━━━━━ Material for this exercise
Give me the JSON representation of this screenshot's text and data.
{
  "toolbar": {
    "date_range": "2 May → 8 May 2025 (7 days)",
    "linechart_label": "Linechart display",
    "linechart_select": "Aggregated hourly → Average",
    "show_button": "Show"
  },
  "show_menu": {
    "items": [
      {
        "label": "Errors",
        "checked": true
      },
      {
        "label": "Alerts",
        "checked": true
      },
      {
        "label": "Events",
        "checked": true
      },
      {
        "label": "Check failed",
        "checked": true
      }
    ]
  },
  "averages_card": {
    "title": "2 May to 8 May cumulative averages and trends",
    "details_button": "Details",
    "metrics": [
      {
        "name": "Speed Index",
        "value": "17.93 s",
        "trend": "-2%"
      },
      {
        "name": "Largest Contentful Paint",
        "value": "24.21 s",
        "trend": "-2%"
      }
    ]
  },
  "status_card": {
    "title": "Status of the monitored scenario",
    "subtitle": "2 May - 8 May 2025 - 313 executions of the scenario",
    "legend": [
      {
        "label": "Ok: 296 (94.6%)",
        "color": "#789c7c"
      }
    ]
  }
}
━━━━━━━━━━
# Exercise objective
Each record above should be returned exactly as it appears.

# Task solution
Give me the JSON representation of this screenshot's text and data.
{
  "toolbar": {
    "date_range": "2 May → 8 May 2025 (7 days)",
    "linechart_label": "Linechart display",
    "linechart_select": "Aggregated hourly → Average",
    "show_button": "Show"
  },
  "show_menu": {
    "items": [
      {
        "label": "Errors",
        "checked": true
      },
      {
        "label": "Alerts",
        "checked": true
      },
      {
        "label": "Events",
        "checked": true
      },
      {
        "label": "Check failed",
        "checked": true
      }
    ]
  },
  "averages_card": {
    "title": "2 May to 8 May cumulative averages and trends",
    "details_button": "Details",
    "metrics": [
      {
        "name": "Speed Index",
        "value": "17.93 s",
        "trend": "-2%"
      },
      {
        "name": "Largest Contentful Paint",
        "value": "24.21 s",
        "trend": "-2%"
      }
    ]
  },
  "status_card": {
    "title": "Status of the monitored scenario",
    "subtitle": "2 May - 8 May 2025 - 313 executions of the scenario",
    "legend": [
      {
        "label": "Ok: 296 (94.6%)",
        "color": "#789c7c"
      }
    ]
  }
}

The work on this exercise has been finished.